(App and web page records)

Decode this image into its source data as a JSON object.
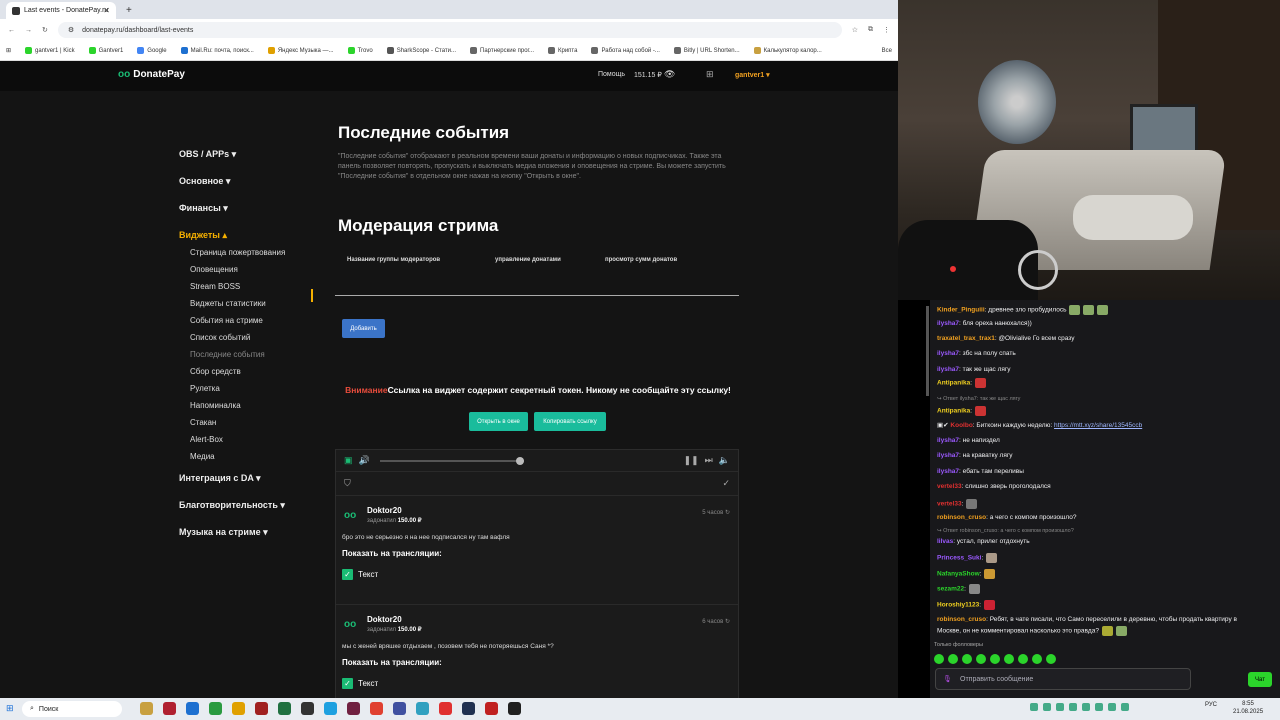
{
  "browser": {
    "tab_title": "Last events - DonatePay.ru",
    "url": "donatepay.ru/dashboard/last-events",
    "bookmarks": [
      "gantver1 | Kick",
      "Gantver1",
      "Google",
      "Mail.Ru: почта, поиск...",
      "Яндекс Музыка —...",
      "Trovo",
      "SharkScope - Стати...",
      "Партнерские прог...",
      "Крипта",
      "Работа над собой -...",
      "Bitly | URL Shorten...",
      "Калькулятор калор..."
    ],
    "bookmarks_all": "Все"
  },
  "site": {
    "logo": "DonatePay",
    "help": "Помощь",
    "balance": "151.15 ₽",
    "user": "gantver1 ▾",
    "sidebar": [
      {
        "label": "OBS / APPs ▾"
      },
      {
        "label": "Основное ▾"
      },
      {
        "label": "Финансы ▾"
      },
      {
        "label": "Виджеты ▴"
      }
    ],
    "sidebar_sub": [
      "Страница пожертвования",
      "Оповещения",
      "Stream BOSS",
      "Виджеты статистики",
      "События на стриме",
      "Список событий",
      "Последние события",
      "Сбор средств",
      "Рулетка",
      "Напоминалка",
      "Стакан",
      "Alert-Box",
      "Медиа"
    ],
    "sidebar_bottom": [
      "Интеграция с DA ▾",
      "Благотворительность ▾",
      "Музыка на стриме ▾"
    ],
    "title": "Последние события",
    "description": "\"Последние события\" отображают в реальном времени ваши донаты и информацию о новых подписчиках. Также эта панель позволяет повторять, пропускать и выключать медиа вложения и оповещения на стриме. Вы можете запустить \"Последние события\" в отдельном окне нажав на кнопку \"Открыть в окне\".",
    "mod_title": "Модерация стрима",
    "mod_cols": [
      "Название группы модераторов",
      "управление донатами",
      "просмотр сумм донатов"
    ],
    "add_btn": "Добавить",
    "warn_red": "Внимание",
    "warn_text": "Ссылка на виджет содержит секретный токен. Никому не сообщайте эту ссылку!",
    "open_btn": "Открыть в окне",
    "copy_btn": "Копировать ссылку",
    "events": [
      {
        "name": "Doktor20",
        "donated": "задонатил",
        "amount": "150.00 ₽",
        "time": "5 часов",
        "message": "бро это не серьезно я на нее подписался ну там вафля",
        "show": "Показать на трансляции:",
        "check": "Текст"
      },
      {
        "name": "Doktor20",
        "donated": "задонатил",
        "amount": "150.00 ₽",
        "time": "6 часов",
        "message": "мы с женей вряшке отдыхаем , позовем тебя не потеряешься Саня *?",
        "show": "Показать на трансляции:",
        "check": "Текст"
      }
    ]
  },
  "chat": {
    "messages": [
      {
        "user": "Kinder_Pinguiii",
        "color": "#f0a020",
        "text": ": древнее зло пробудилось"
      },
      {
        "user": "ilysha7",
        "color": "#9b59ff",
        "text": ": бля ореха нанюхался))"
      },
      {
        "user": "traxatel_trax_trax1",
        "color": "#f0a020",
        "text": ": @Olivialive Го всем сразу"
      },
      {
        "user": "ilysha7",
        "color": "#9b59ff",
        "text": ": збс на полу спать"
      },
      {
        "user": "ilysha7",
        "color": "#9b59ff",
        "text": ": так же щас лягу"
      },
      {
        "user": "Antipanika",
        "color": "#f0d020",
        "text": ":"
      },
      {
        "user": "Antipanika",
        "color": "#f0d020",
        "text": ":"
      },
      {
        "user": "Koolbo",
        "color": "#e03030",
        "text": ": Биткоин каждую неделю: "
      },
      {
        "user": "ilysha7",
        "color": "#9b59ff",
        "text": ": не напиздел"
      },
      {
        "user": "ilysha7",
        "color": "#9b59ff",
        "text": ": на краватку лягу"
      },
      {
        "user": "ilysha7",
        "color": "#9b59ff",
        "text": ": ебать там переливы"
      },
      {
        "user": "vertel33",
        "color": "#e03030",
        "text": ": слишно зверь проголодался"
      },
      {
        "user": "vertel33",
        "color": "#e03030",
        "text": ":"
      },
      {
        "user": "robinson_cruso",
        "color": "#f0a020",
        "text": ": а чего с компом произошло?"
      },
      {
        "user": "lilvas",
        "color": "#9b59ff",
        "text": ": устал, прилег отдохнуть"
      },
      {
        "user": "Princess_Suki",
        "color": "#9b59ff",
        "text": ":"
      },
      {
        "user": "NafanyaShow",
        "color": "#2bd42b",
        "text": ":"
      },
      {
        "user": "sezam22",
        "color": "#2bd42b",
        "text": ":"
      },
      {
        "user": "Horoshiy1123",
        "color": "#f0d020",
        "text": ":"
      },
      {
        "user": "robinson_cruso",
        "color": "#f0a020",
        "text": ": Ребят, в чате писали, что Само переселили в деревню, чтобы продать квартиру в"
      },
      {
        "user": "",
        "color": "#efeff1",
        "text": "Москве, он не комментировал насколько это правда?"
      }
    ],
    "reply1": "Ответ ilysha7: так же щас лягу",
    "reply2": "Ответ robinson_cruso: а чего с компом произошло?",
    "link": "https://mtt.xyz/share/13545ccb",
    "followers": "Только фолловеры",
    "input_placeholder": "Отправить сообщение",
    "send": "Чат"
  },
  "taskbar": {
    "search": "Поиск",
    "lang": "РУС",
    "time": "8:55",
    "date": "21.08.2025"
  }
}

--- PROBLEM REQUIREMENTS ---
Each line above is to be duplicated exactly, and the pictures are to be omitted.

--- SOLUTION TO THIS TASK ---
Decode this image into its source data as a JSON object.
{
  "browser": {
    "tab_title": "Last events - DonatePay.ru",
    "url": "donatepay.ru/dashboard/last-events",
    "bookmarks": [
      "gantver1 | Kick",
      "Gantver1",
      "Google",
      "Mail.Ru: почта, поиск...",
      "Яндекс Музыка —...",
      "Trovo",
      "SharkScope - Стати...",
      "Партнерские прог...",
      "Крипта",
      "Работа над собой -...",
      "Bitly | URL Shorten...",
      "Калькулятор калор..."
    ],
    "bookmarks_all": "Все"
  },
  "site": {
    "logo": "DonatePay",
    "help": "Помощь",
    "balance": "151.15 ₽",
    "user": "gantver1 ▾",
    "sidebar": [
      {
        "label": "OBS / APPs ▾"
      },
      {
        "label": "Основное ▾"
      },
      {
        "label": "Финансы ▾"
      },
      {
        "label": "Виджеты ▴"
      }
    ],
    "sidebar_sub": [
      "Страница пожертвования",
      "Оповещения",
      "Stream BOSS",
      "Виджеты статистики",
      "События на стриме",
      "Список событий",
      "Последние события",
      "Сбор средств",
      "Рулетка",
      "Напоминалка",
      "Стакан",
      "Alert-Box",
      "Медиа"
    ],
    "sidebar_bottom": [
      "Интеграция с DA ▾",
      "Благотворительность ▾",
      "Музыка на стриме ▾"
    ],
    "title": "Последние события",
    "description": "\"Последние события\" отображают в реальном времени ваши донаты и информацию о новых подписчиках. Также эта панель позволяет повторять, пропускать и выключать медиа вложения и оповещения на стриме. Вы можете запустить \"Последние события\" в отдельном окне нажав на кнопку \"Открыть в окне\".",
    "mod_title": "Модерация стрима",
    "mod_cols": [
      "Название группы модераторов",
      "управление донатами",
      "просмотр сумм донатов"
    ],
    "add_btn": "Добавить",
    "warn_red": "Внимание",
    "warn_text": "Ссылка на виджет содержит секретный токен. Никому не сообщайте эту ссылку!",
    "open_btn": "Открыть в окне",
    "copy_btn": "Копировать ссылку",
    "events": [
      {
        "name": "Doktor20",
        "donated": "задонатил",
        "amount": "150.00 ₽",
        "time": "5 часов",
        "message": "бро это не серьезно я на нее подписался ну там вафля",
        "show": "Показать на трансляции:",
        "check": "Текст"
      },
      {
        "name": "Doktor20",
        "donated": "задонатил",
        "amount": "150.00 ₽",
        "time": "6 часов",
        "message": "мы с женей вряшке отдыхаем , позовем тебя не потеряешься Саня *?",
        "show": "Показать на трансляции:",
        "check": "Текст"
      }
    ]
  },
  "chat": {
    "messages": [
      {
        "user": "Kinder_Pinguiii",
        "color": "#f0a020",
        "text": ": древнее зло пробудилось"
      },
      {
        "user": "ilysha7",
        "color": "#9b59ff",
        "text": ": бля ореха нанюхался))"
      },
      {
        "user": "traxatel_trax_trax1",
        "color": "#f0a020",
        "text": ": @Olivialive Го всем сразу"
      },
      {
        "user": "ilysha7",
        "color": "#9b59ff",
        "text": ": збс на полу спать"
      },
      {
        "user": "ilysha7",
        "color": "#9b59ff",
        "text": ": так же щас лягу"
      },
      {
        "user": "Antipanika",
        "color": "#f0d020",
        "text": ":"
      },
      {
        "user": "Antipanika",
        "color": "#f0d020",
        "text": ":"
      },
      {
        "user": "Koolbo",
        "color": "#e03030",
        "text": ": Биткоин каждую неделю: "
      },
      {
        "user": "ilysha7",
        "color": "#9b59ff",
        "text": ": не напиздел"
      },
      {
        "user": "ilysha7",
        "color": "#9b59ff",
        "text": ": на краватку лягу"
      },
      {
        "user": "ilysha7",
        "color": "#9b59ff",
        "text": ": ебать там переливы"
      },
      {
        "user": "vertel33",
        "color": "#e03030",
        "text": ": слишно зверь проголодался"
      },
      {
        "user": "vertel33",
        "color": "#e03030",
        "text": ":"
      },
      {
        "user": "robinson_cruso",
        "color": "#f0a020",
        "text": ": а чего с компом произошло?"
      },
      {
        "user": "lilvas",
        "color": "#9b59ff",
        "text": ": устал, прилег отдохнуть"
      },
      {
        "user": "Princess_Suki",
        "color": "#9b59ff",
        "text": ":"
      },
      {
        "user": "NafanyaShow",
        "color": "#2bd42b",
        "text": ":"
      },
      {
        "user": "sezam22",
        "color": "#2bd42b",
        "text": ":"
      },
      {
        "user": "Horoshiy1123",
        "color": "#f0d020",
        "text": ":"
      },
      {
        "user": "robinson_cruso",
        "color": "#f0a020",
        "text": ": Ребят, в чате писали, что Само переселили в деревню, чтобы продать квартиру в"
      },
      {
        "user": "",
        "color": "#efeff1",
        "text": "Москве, он не комментировал насколько это правда?"
      }
    ],
    "reply1": "Ответ ilysha7: так же щас лягу",
    "reply2": "Ответ robinson_cruso: а чего с компом произошло?",
    "link": "https://mtt.xyz/share/13545ccb",
    "followers": "Только фолловеры",
    "input_placeholder": "Отправить сообщение",
    "send": "Чат"
  },
  "taskbar": {
    "search": "Поиск",
    "lang": "РУС",
    "time": "8:55",
    "date": "21.08.2025"
  }
}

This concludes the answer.